"What I like to see in tweets is what is happening in the world, for example Rep. Luis Gutierrez's arrest, economic and educational issues for Latinos," she said.

Creating Community, From Art Shows to Handball Tournaments

Philadelphia resident Gilberto González says Twitter has helped fuel his work as an artist.

The graphic designer has always had a fondness for computers. Two years ago, when he first heard about Twitter on his Myspace account, he was interested in browsing through the new social networking site.

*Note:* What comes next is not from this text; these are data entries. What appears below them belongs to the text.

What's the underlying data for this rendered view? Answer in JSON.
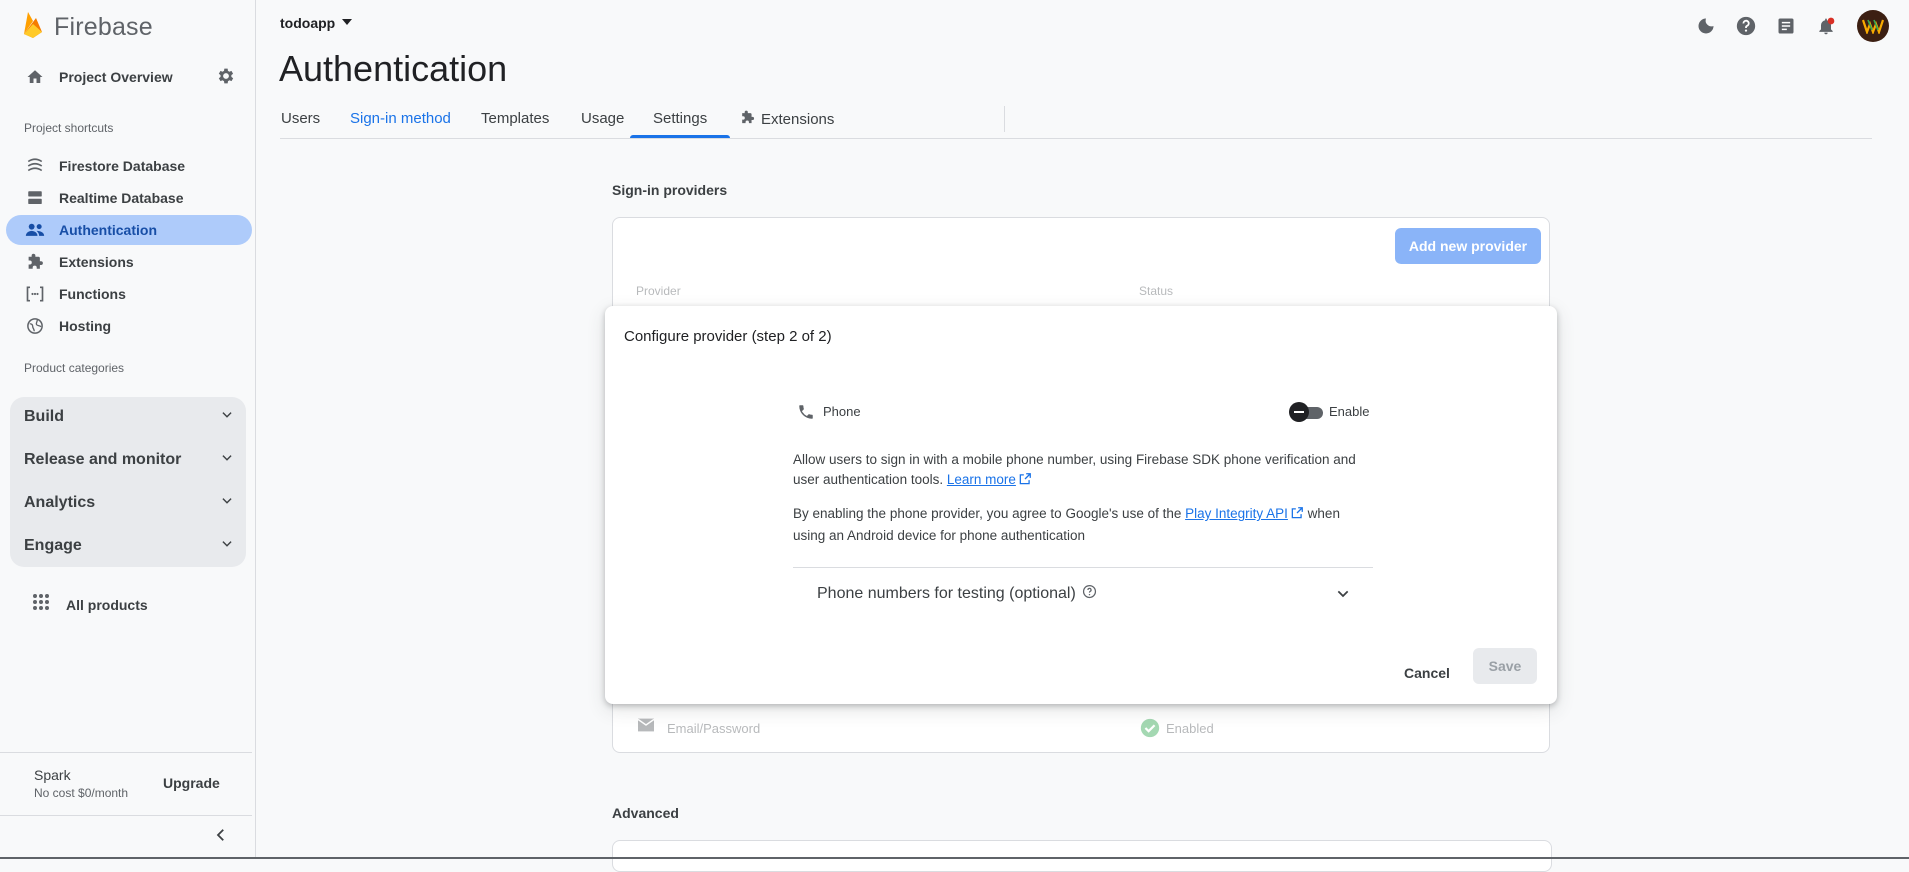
{
  "sidebar": {
    "brand": "Firebase",
    "project_overview": "Project Overview",
    "shortcuts_title": "Project shortcuts",
    "shortcuts": [
      {
        "label": "Firestore Database",
        "icon": "firestore-icon"
      },
      {
        "label": "Realtime Database",
        "icon": "database-icon"
      },
      {
        "label": "Authentication",
        "icon": "people-icon"
      },
      {
        "label": "Extensions",
        "icon": "extensions-icon"
      },
      {
        "label": "Functions",
        "icon": "functions-icon"
      },
      {
        "label": "Hosting",
        "icon": "globe-icon"
      }
    ],
    "categories_title": "Product categories",
    "categories": [
      {
        "label": "Build"
      },
      {
        "label": "Release and monitor"
      },
      {
        "label": "Analytics"
      },
      {
        "label": "Engage"
      }
    ],
    "all_products": "All products",
    "plan_name": "Spark",
    "plan_sub": "No cost $0/month",
    "upgrade": "Upgrade"
  },
  "header": {
    "project": "todoapp",
    "title": "Authentication",
    "tabs": [
      {
        "label": "Users"
      },
      {
        "label": "Sign-in method"
      },
      {
        "label": "Templates"
      },
      {
        "label": "Usage"
      },
      {
        "label": "Settings"
      },
      {
        "label": "Extensions"
      }
    ]
  },
  "main": {
    "providers_heading": "Sign-in providers",
    "add_provider": "Add new provider",
    "col_provider": "Provider",
    "col_status": "Status",
    "email_provider": "Email/Password",
    "email_status": "Enabled",
    "advanced_heading": "Advanced"
  },
  "dialog": {
    "title": "Configure provider (step 2 of 2)",
    "provider_name": "Phone",
    "enable_label": "Enable",
    "desc1_before": "Allow users to sign in with a mobile phone number, using Firebase SDK phone verification and user authentication tools. ",
    "learn_more": "Learn more",
    "desc2_before": "By enabling the phone provider, you agree to Google's use of the ",
    "play_integrity": "Play Integrity API",
    "desc2_after": " when using an Android device for phone authentication",
    "phone_testing": "Phone numbers for testing (optional)",
    "cancel": "Cancel",
    "save": "Save"
  },
  "colors": {
    "accent": "#1a73e8",
    "active_nav": "#aecbfa",
    "brand_orange": "#ffa000"
  }
}
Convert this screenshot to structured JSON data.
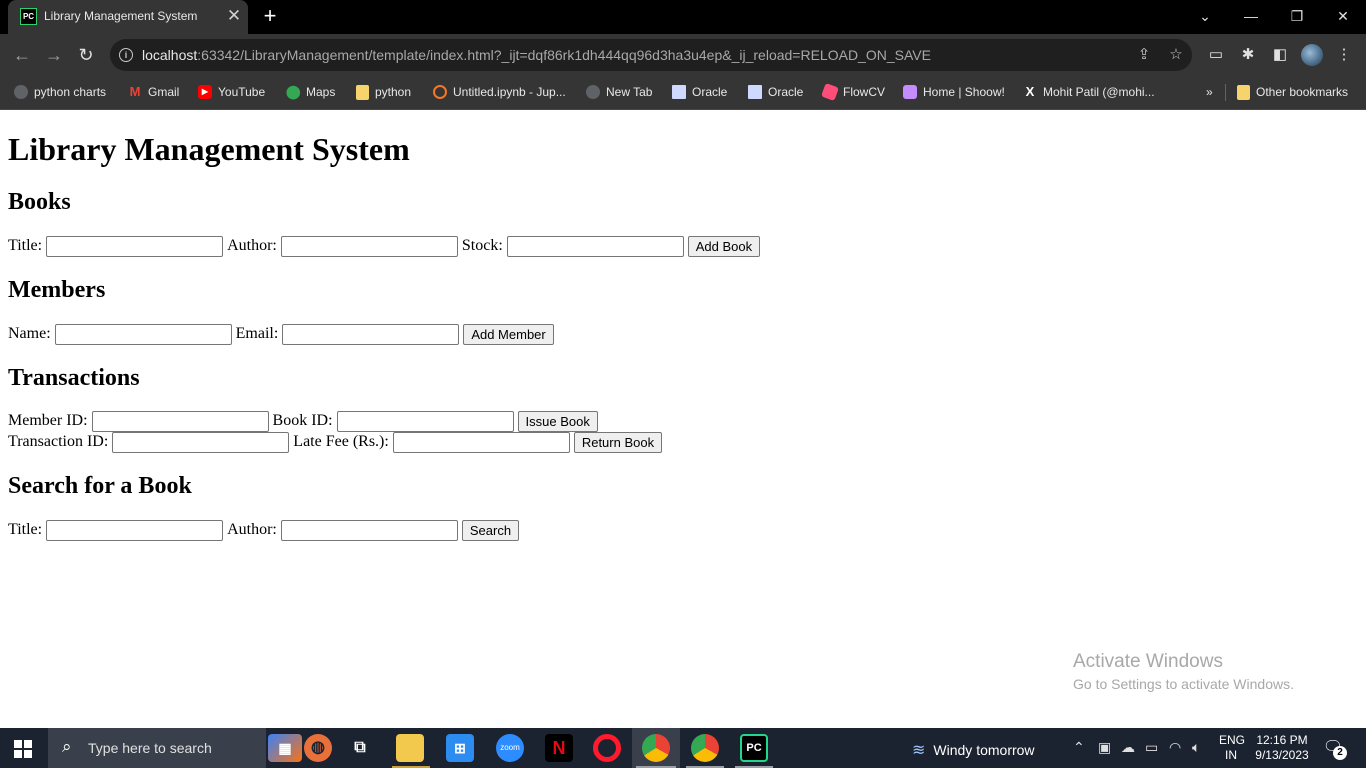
{
  "browser": {
    "tab_title": "Library Management System",
    "tab_favicon_text": "PC",
    "close_glyph": "✕",
    "newtab_glyph": "+",
    "url_host": "localhost",
    "url_rest": ":63342/LibraryManagement/template/index.html?_ijt=dqf86rk1dh444qq96d3ha3u4ep&_ij_reload=RELOAD_ON_SAVE",
    "bookmarks": [
      {
        "label": "python charts",
        "icon": "globe-icon",
        "color": "#e0e0e0"
      },
      {
        "label": "Gmail",
        "icon": "gmail-icon",
        "color": "#ea4335"
      },
      {
        "label": "YouTube",
        "icon": "youtube-icon",
        "color": "#ff0000"
      },
      {
        "label": "Maps",
        "icon": "maps-icon",
        "color": "#34a853"
      },
      {
        "label": "python",
        "icon": "folder-icon",
        "color": "#f7d36b"
      },
      {
        "label": "Untitled.ipynb - Jup...",
        "icon": "jupyter-icon",
        "color": "#f37726"
      },
      {
        "label": "New Tab",
        "icon": "globe-icon",
        "color": "#e0e0e0"
      },
      {
        "label": "Oracle",
        "icon": "page-icon",
        "color": "#cfd8ff"
      },
      {
        "label": "Oracle",
        "icon": "page-icon",
        "color": "#cfd8ff"
      },
      {
        "label": "FlowCV",
        "icon": "flowcv-icon",
        "color": "#ff4d7a"
      },
      {
        "label": "Home | Shoow!",
        "icon": "shoow-icon",
        "color": "#c58cff"
      },
      {
        "label": "Mohit Patil (@mohi...",
        "icon": "x-icon",
        "color": "#ffffff"
      }
    ],
    "bookmarks_overflow": "»",
    "other_bookmarks": "Other bookmarks"
  },
  "page": {
    "title": "Library Management System",
    "books": {
      "heading": "Books",
      "title_label": "Title:",
      "author_label": "Author:",
      "stock_label": "Stock:",
      "add_button": "Add Book"
    },
    "members": {
      "heading": "Members",
      "name_label": "Name:",
      "email_label": "Email:",
      "add_button": "Add Member"
    },
    "transactions": {
      "heading": "Transactions",
      "member_id_label": "Member ID:",
      "book_id_label": "Book ID:",
      "issue_button": "Issue Book",
      "transaction_id_label": "Transaction ID:",
      "late_fee_label": "Late Fee (Rs.):",
      "return_button": "Return Book"
    },
    "search": {
      "heading": "Search for a Book",
      "title_label": "Title:",
      "author_label": "Author:",
      "search_button": "Search"
    }
  },
  "watermark": {
    "line1": "Activate Windows",
    "line2": "Go to Settings to activate Windows."
  },
  "taskbar": {
    "search_placeholder": "Type here to search",
    "weather": "Windy tomorrow",
    "lang_top": "ENG",
    "lang_bottom": "IN",
    "time": "12:16 PM",
    "date": "9/13/2023",
    "notification_count": "2",
    "zoom_label": "zoom",
    "netflix_label": "N",
    "pycharm_label": "PC"
  }
}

He was particularly struck by the idea of sending a message in just 140 characters.

"I think my first tweet was something like: I do not know if this will work but here we go," said González, who also works at the Community College of Philadelphia.

González tweets from two different accounts.

From @gilbert_artist, he writes about anything having to do with his art. "When I'm showing my art in New York, people respond quickly via Twitter, asking where the event is. I just send the address and people show up," he said.

His second account, @PhillyHandball1, is responsible for promoting and advertising handball tournaments in Philadelphia.

"Once I sent out a tweet with a link to a YouTube video about an event and in less than a day I had 200 visits. I definitely think the way we transmit information is changing," said the graphic designer.

"I have 5,480 tweets, about 20 a day. During events I like to do live tweetting so I tweet a lot," said González.

Among the accounts he likes to follow are fantasy writer Greg Pak (@gregpak), Latino actor John Leguizamo (@JohnLeguizamo) and Latino radio personality Pretty Loud (@prettylou11).

"I follow them but only with the requirement that they follow me," said González, adding that instant delivery of information is a necessity.

The Force Behind the Revolution

Twitter co-founder Christopher Isaac "Biz" Stone has said that his social networking site is not the triumph of technology but the triumph of humanity.

"While many people send simple and narcissistic messages, they are nonetheless becoming better familirized with the system. Then when they see an accident, they are trained to tweet about it and suddenly it becomes useful information," said Stone in an interview with NPR.

Examples include the millions of messages sent in March during the tsunami that struck Japan, and, on a much smaller scale, the tweet sent by the user @LeighFazzina about her accident in a forest that led to her rescue.

According to author Clay Shirky, an expert on the Internet’s influence on society, we are seeing innovation expand through social media.

"The moment humanity is living in now is the largest in history in terms of expression," said Shirky, who says he hasn’t seen this kind of media revolution since the invention of television.

“Historically U.S. mainstream media didn’t allow Latinos into their institutions,” editor Sara Inés Calderon said in a previous interview with Al Día.

She said U.S. Latinos -- from college graduates to high school dropouts -- have a great hunger to see themselves reflected in the news.

Two years have passed since that first tweet -- “Where are my Latinos?” -- and according to Ramos, nothing can stop them now.

"In LATISM we channel positive information to create initiatives that benefit the Latino community. It's like a bridge between the virtual and the real world," she said.

She also stressed the importance of sharing information with political figures who have the power to change policy.

In this new space, communication is no longer passive.

“Sending out this information gives a lot of power to the community in our opinion. I always tell people they must participate and speak up," said Ramos, adding that social change happens through active participation.

LATISM currently has 20 offices across the country and since its creation, has been mobilized to organize conferences and events to promote its mission in the Latino community. The group has organized fundraisers in the United States and Latin America, and its message has extended beyond Twitter with other bilingual platforms such as blogs and online conferences.

The conversation taking place on Twitter not only shapes LATISM’s initiatives; it also helps to shape social change that could move the Latino community to join a revolution – and not just a virtual one.

This article was shortened from its original length. Read the full version of this article in Spanish at